Problem to work on
Set out the records below again exactly; skip the images.

----

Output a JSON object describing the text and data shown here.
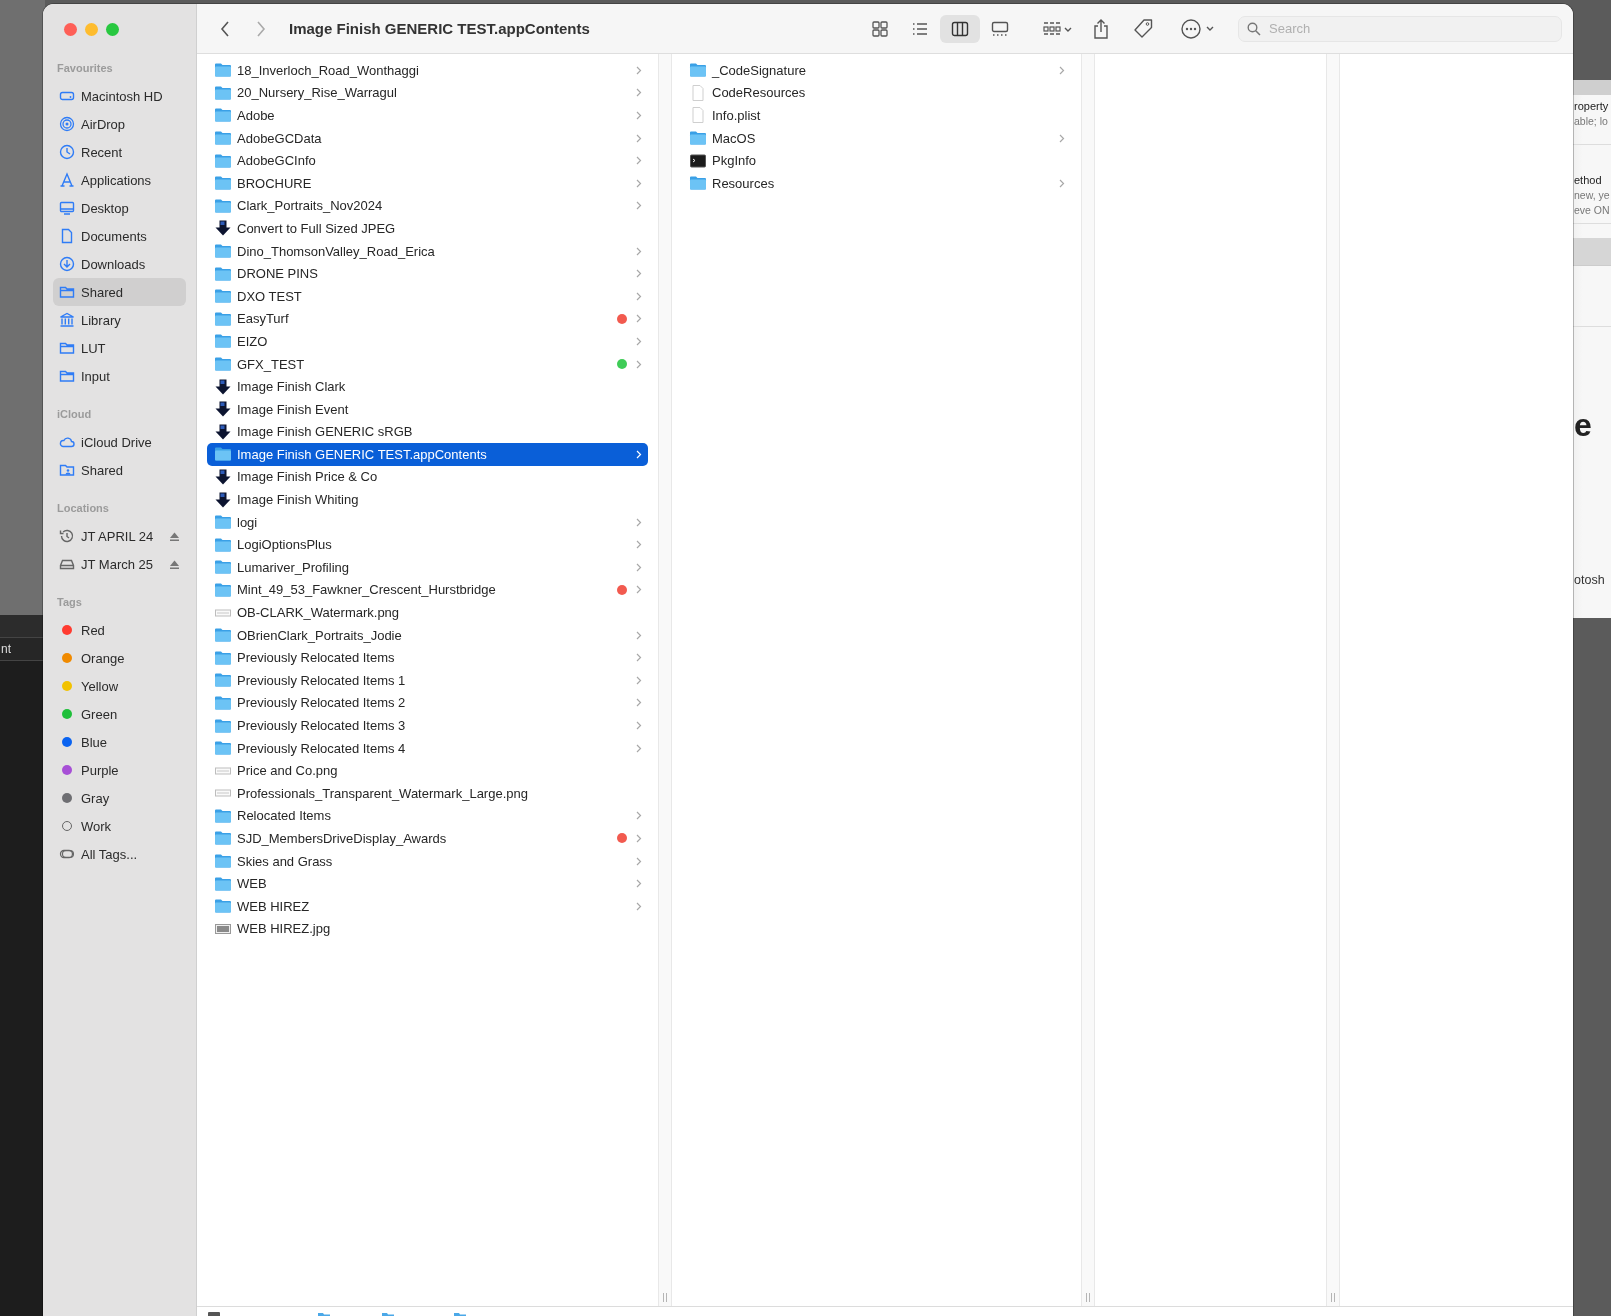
{
  "window": {
    "title": "Image Finish GENERIC TEST.appContents"
  },
  "toolbar": {
    "views": [
      {
        "kind": "icons",
        "selected": false
      },
      {
        "kind": "list",
        "selected": false
      },
      {
        "kind": "columns",
        "selected": true
      },
      {
        "kind": "gallery",
        "selected": false
      }
    ],
    "search": {
      "placeholder": "Search"
    }
  },
  "sidebar": {
    "sections": [
      {
        "title": "Favourites",
        "items": [
          {
            "label": "Macintosh HD",
            "kind": "disk",
            "selected": false
          },
          {
            "label": "AirDrop",
            "kind": "airdrop",
            "selected": false
          },
          {
            "label": "Recent",
            "kind": "clock",
            "selected": false
          },
          {
            "label": "Applications",
            "kind": "apps",
            "selected": false
          },
          {
            "label": "Desktop",
            "kind": "desktop",
            "selected": false
          },
          {
            "label": "Documents",
            "kind": "document",
            "selected": false
          },
          {
            "label": "Downloads",
            "kind": "download",
            "selected": false
          },
          {
            "label": "Shared",
            "kind": "folder",
            "selected": true
          },
          {
            "label": "Library",
            "kind": "library",
            "selected": false
          },
          {
            "label": "LUT",
            "kind": "folder",
            "selected": false
          },
          {
            "label": "Input",
            "kind": "folder",
            "selected": false
          }
        ]
      },
      {
        "title": "iCloud",
        "items": [
          {
            "label": "iCloud Drive",
            "kind": "cloud",
            "selected": false
          },
          {
            "label": "Shared",
            "kind": "sharedfolder",
            "selected": false
          }
        ]
      },
      {
        "title": "Locations",
        "items": [
          {
            "label": "JT APRIL 24",
            "kind": "timemachine",
            "selected": false,
            "ejectable": true
          },
          {
            "label": "JT March 25",
            "kind": "drive",
            "selected": false,
            "ejectable": true
          }
        ]
      },
      {
        "title": "Tags",
        "items": [
          {
            "label": "Red",
            "kind": "tag",
            "color": "#ff3b30",
            "selected": false
          },
          {
            "label": "Orange",
            "kind": "tag",
            "color": "#f08a00",
            "selected": false
          },
          {
            "label": "Yellow",
            "kind": "tag",
            "color": "#f2c200",
            "selected": false
          },
          {
            "label": "Green",
            "kind": "tag",
            "color": "#1fbf3a",
            "selected": false
          },
          {
            "label": "Blue",
            "kind": "tag",
            "color": "#0a63f0",
            "selected": false
          },
          {
            "label": "Purple",
            "kind": "tag",
            "color": "#a74fd6",
            "selected": false
          },
          {
            "label": "Gray",
            "kind": "tag",
            "color": "#6e6e72",
            "selected": false
          },
          {
            "label": "Work",
            "kind": "hollowtag",
            "selected": false
          },
          {
            "label": "All Tags...",
            "kind": "alltags",
            "selected": false
          }
        ]
      }
    ]
  },
  "columns": [
    {
      "items": [
        {
          "label": "18_Inverloch_Road_Wonthaggi",
          "kind": "folder",
          "selected": false
        },
        {
          "label": "20_Nursery_Rise_Warragul",
          "kind": "folder",
          "selected": false
        },
        {
          "label": "Adobe",
          "kind": "folder",
          "selected": false
        },
        {
          "label": "AdobeGCData",
          "kind": "folder",
          "selected": false
        },
        {
          "label": "AdobeGCInfo",
          "kind": "folder",
          "selected": false
        },
        {
          "label": "BROCHURE",
          "kind": "folder",
          "selected": false
        },
        {
          "label": "Clark_Portraits_Nov2024",
          "kind": "folder",
          "selected": false
        },
        {
          "label": "Convert to Full Sized JPEG",
          "kind": "droplet",
          "selected": false
        },
        {
          "label": "Dino_ThomsonValley_Road_Erica",
          "kind": "folder",
          "selected": false
        },
        {
          "label": "DRONE PINS",
          "kind": "folder",
          "selected": false
        },
        {
          "label": "DXO TEST",
          "kind": "folder",
          "selected": false
        },
        {
          "label": "EasyTurf",
          "kind": "folder",
          "color": "#f25a4f",
          "selected": false
        },
        {
          "label": "EIZO",
          "kind": "folder",
          "selected": false
        },
        {
          "label": "GFX_TEST",
          "kind": "folder",
          "color": "#3fcc57",
          "selected": false
        },
        {
          "label": "Image Finish Clark",
          "kind": "droplet",
          "selected": false
        },
        {
          "label": "Image Finish Event",
          "kind": "droplet",
          "selected": false
        },
        {
          "label": "Image Finish GENERIC sRGB",
          "kind": "droplet",
          "selected": false
        },
        {
          "label": "Image Finish GENERIC TEST.appContents",
          "kind": "folder",
          "selected": true
        },
        {
          "label": "Image Finish Price & Co",
          "kind": "droplet",
          "selected": false
        },
        {
          "label": "Image Finish Whiting",
          "kind": "droplet",
          "selected": false
        },
        {
          "label": "logi",
          "kind": "folder",
          "selected": false
        },
        {
          "label": "LogiOptionsPlus",
          "kind": "folder",
          "selected": false
        },
        {
          "label": "Lumariver_Profiling",
          "kind": "folder",
          "selected": false
        },
        {
          "label": "Mint_49_53_Fawkner_Crescent_Hurstbridge",
          "kind": "folder",
          "color": "#f25a4f",
          "selected": false
        },
        {
          "label": "OB-CLARK_Watermark.png",
          "kind": "image",
          "selected": false
        },
        {
          "label": "OBrienClark_Portraits_Jodie",
          "kind": "folder",
          "selected": false
        },
        {
          "label": "Previously Relocated Items",
          "kind": "folder",
          "selected": false
        },
        {
          "label": "Previously Relocated Items 1",
          "kind": "folder",
          "selected": false
        },
        {
          "label": "Previously Relocated Items 2",
          "kind": "folder",
          "selected": false
        },
        {
          "label": "Previously Relocated Items 3",
          "kind": "folder",
          "selected": false
        },
        {
          "label": "Previously Relocated Items 4",
          "kind": "folder",
          "selected": false
        },
        {
          "label": "Price and Co.png",
          "kind": "image",
          "selected": false
        },
        {
          "label": "Professionals_Transparent_Watermark_Large.png",
          "kind": "image",
          "selected": false
        },
        {
          "label": "Relocated Items",
          "kind": "folder",
          "selected": false
        },
        {
          "label": "SJD_MembersDriveDisplay_Awards",
          "kind": "folder",
          "color": "#f25a4f",
          "selected": false
        },
        {
          "label": "Skies and Grass",
          "kind": "folder",
          "selected": false
        },
        {
          "label": "WEB",
          "kind": "folder",
          "selected": false
        },
        {
          "label": "WEB HIREZ",
          "kind": "folder",
          "selected": false
        },
        {
          "label": "WEB HIREZ.jpg",
          "kind": "photo",
          "selected": false
        }
      ]
    },
    {
      "items": [
        {
          "label": "_CodeSignature",
          "kind": "folder",
          "selected": false
        },
        {
          "label": "CodeResources",
          "kind": "document",
          "selected": false
        },
        {
          "label": "Info.plist",
          "kind": "document",
          "selected": false
        },
        {
          "label": "MacOS",
          "kind": "folder",
          "selected": false
        },
        {
          "label": "PkgInfo",
          "kind": "executable",
          "selected": false
        },
        {
          "label": "Resources",
          "kind": "folder",
          "selected": false
        }
      ]
    },
    {},
    {}
  ],
  "background": {
    "left_window": {
      "texts": [
        "nt"
      ]
    },
    "right_window": {
      "rows": [
        {
          "title": "roperty",
          "lines": [
            "able; lo"
          ]
        },
        {
          "title": "ethod",
          "lines": [
            "new, ye",
            "eve ON"
          ]
        }
      ],
      "heading": "e",
      "caption": "otosh"
    }
  }
}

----

Task answer
Output a JSON object describing the text and data shown here.
{
  "window": {
    "title": "Image Finish GENERIC TEST.appContents"
  },
  "toolbar": {
    "views": [
      {
        "kind": "icons",
        "selected": false
      },
      {
        "kind": "list",
        "selected": false
      },
      {
        "kind": "columns",
        "selected": true
      },
      {
        "kind": "gallery",
        "selected": false
      }
    ],
    "search": {
      "placeholder": "Search"
    }
  },
  "sidebar": {
    "sections": [
      {
        "title": "Favourites",
        "items": [
          {
            "label": "Macintosh HD",
            "kind": "disk",
            "selected": false
          },
          {
            "label": "AirDrop",
            "kind": "airdrop",
            "selected": false
          },
          {
            "label": "Recent",
            "kind": "clock",
            "selected": false
          },
          {
            "label": "Applications",
            "kind": "apps",
            "selected": false
          },
          {
            "label": "Desktop",
            "kind": "desktop",
            "selected": false
          },
          {
            "label": "Documents",
            "kind": "document",
            "selected": false
          },
          {
            "label": "Downloads",
            "kind": "download",
            "selected": false
          },
          {
            "label": "Shared",
            "kind": "folder",
            "selected": true
          },
          {
            "label": "Library",
            "kind": "library",
            "selected": false
          },
          {
            "label": "LUT",
            "kind": "folder",
            "selected": false
          },
          {
            "label": "Input",
            "kind": "folder",
            "selected": false
          }
        ]
      },
      {
        "title": "iCloud",
        "items": [
          {
            "label": "iCloud Drive",
            "kind": "cloud",
            "selected": false
          },
          {
            "label": "Shared",
            "kind": "sharedfolder",
            "selected": false
          }
        ]
      },
      {
        "title": "Locations",
        "items": [
          {
            "label": "JT APRIL 24",
            "kind": "timemachine",
            "selected": false,
            "ejectable": true
          },
          {
            "label": "JT March 25",
            "kind": "drive",
            "selected": false,
            "ejectable": true
          }
        ]
      },
      {
        "title": "Tags",
        "items": [
          {
            "label": "Red",
            "kind": "tag",
            "color": "#ff3b30",
            "selected": false
          },
          {
            "label": "Orange",
            "kind": "tag",
            "color": "#f08a00",
            "selected": false
          },
          {
            "label": "Yellow",
            "kind": "tag",
            "color": "#f2c200",
            "selected": false
          },
          {
            "label": "Green",
            "kind": "tag",
            "color": "#1fbf3a",
            "selected": false
          },
          {
            "label": "Blue",
            "kind": "tag",
            "color": "#0a63f0",
            "selected": false
          },
          {
            "label": "Purple",
            "kind": "tag",
            "color": "#a74fd6",
            "selected": false
          },
          {
            "label": "Gray",
            "kind": "tag",
            "color": "#6e6e72",
            "selected": false
          },
          {
            "label": "Work",
            "kind": "hollowtag",
            "selected": false
          },
          {
            "label": "All Tags...",
            "kind": "alltags",
            "selected": false
          }
        ]
      }
    ]
  },
  "columns": [
    {
      "items": [
        {
          "label": "18_Inverloch_Road_Wonthaggi",
          "kind": "folder",
          "selected": false
        },
        {
          "label": "20_Nursery_Rise_Warragul",
          "kind": "folder",
          "selected": false
        },
        {
          "label": "Adobe",
          "kind": "folder",
          "selected": false
        },
        {
          "label": "AdobeGCData",
          "kind": "folder",
          "selected": false
        },
        {
          "label": "AdobeGCInfo",
          "kind": "folder",
          "selected": false
        },
        {
          "label": "BROCHURE",
          "kind": "folder",
          "selected": false
        },
        {
          "label": "Clark_Portraits_Nov2024",
          "kind": "folder",
          "selected": false
        },
        {
          "label": "Convert to Full Sized JPEG",
          "kind": "droplet",
          "selected": false
        },
        {
          "label": "Dino_ThomsonValley_Road_Erica",
          "kind": "folder",
          "selected": false
        },
        {
          "label": "DRONE PINS",
          "kind": "folder",
          "selected": false
        },
        {
          "label": "DXO TEST",
          "kind": "folder",
          "selected": false
        },
        {
          "label": "EasyTurf",
          "kind": "folder",
          "color": "#f25a4f",
          "selected": false
        },
        {
          "label": "EIZO",
          "kind": "folder",
          "selected": false
        },
        {
          "label": "GFX_TEST",
          "kind": "folder",
          "color": "#3fcc57",
          "selected": false
        },
        {
          "label": "Image Finish Clark",
          "kind": "droplet",
          "selected": false
        },
        {
          "label": "Image Finish Event",
          "kind": "droplet",
          "selected": false
        },
        {
          "label": "Image Finish GENERIC sRGB",
          "kind": "droplet",
          "selected": false
        },
        {
          "label": "Image Finish GENERIC TEST.appContents",
          "kind": "folder",
          "selected": true
        },
        {
          "label": "Image Finish Price & Co",
          "kind": "droplet",
          "selected": false
        },
        {
          "label": "Image Finish Whiting",
          "kind": "droplet",
          "selected": false
        },
        {
          "label": "logi",
          "kind": "folder",
          "selected": false
        },
        {
          "label": "LogiOptionsPlus",
          "kind": "folder",
          "selected": false
        },
        {
          "label": "Lumariver_Profiling",
          "kind": "folder",
          "selected": false
        },
        {
          "label": "Mint_49_53_Fawkner_Crescent_Hurstbridge",
          "kind": "folder",
          "color": "#f25a4f",
          "selected": false
        },
        {
          "label": "OB-CLARK_Watermark.png",
          "kind": "image",
          "selected": false
        },
        {
          "label": "OBrienClark_Portraits_Jodie",
          "kind": "folder",
          "selected": false
        },
        {
          "label": "Previously Relocated Items",
          "kind": "folder",
          "selected": false
        },
        {
          "label": "Previously Relocated Items 1",
          "kind": "folder",
          "selected": false
        },
        {
          "label": "Previously Relocated Items 2",
          "kind": "folder",
          "selected": false
        },
        {
          "label": "Previously Relocated Items 3",
          "kind": "folder",
          "selected": false
        },
        {
          "label": "Previously Relocated Items 4",
          "kind": "folder",
          "selected": false
        },
        {
          "label": "Price and Co.png",
          "kind": "image",
          "selected": false
        },
        {
          "label": "Professionals_Transparent_Watermark_Large.png",
          "kind": "image",
          "selected": false
        },
        {
          "label": "Relocated Items",
          "kind": "folder",
          "selected": false
        },
        {
          "label": "SJD_MembersDriveDisplay_Awards",
          "kind": "folder",
          "color": "#f25a4f",
          "selected": false
        },
        {
          "label": "Skies and Grass",
          "kind": "folder",
          "selected": false
        },
        {
          "label": "WEB",
          "kind": "folder",
          "selected": false
        },
        {
          "label": "WEB HIREZ",
          "kind": "folder",
          "selected": false
        },
        {
          "label": "WEB HIREZ.jpg",
          "kind": "photo",
          "selected": false
        }
      ]
    },
    {
      "items": [
        {
          "label": "_CodeSignature",
          "kind": "folder",
          "selected": false
        },
        {
          "label": "CodeResources",
          "kind": "document",
          "selected": false
        },
        {
          "label": "Info.plist",
          "kind": "document",
          "selected": false
        },
        {
          "label": "MacOS",
          "kind": "folder",
          "selected": false
        },
        {
          "label": "PkgInfo",
          "kind": "executable",
          "selected": false
        },
        {
          "label": "Resources",
          "kind": "folder",
          "selected": false
        }
      ]
    },
    {},
    {}
  ],
  "background": {
    "left_window": {
      "texts": [
        "nt"
      ]
    },
    "right_window": {
      "rows": [
        {
          "title": "roperty",
          "lines": [
            "able; lo"
          ]
        },
        {
          "title": "ethod",
          "lines": [
            "new, ye",
            "eve ON"
          ]
        }
      ],
      "heading": "e",
      "caption": "otosh"
    }
  }
}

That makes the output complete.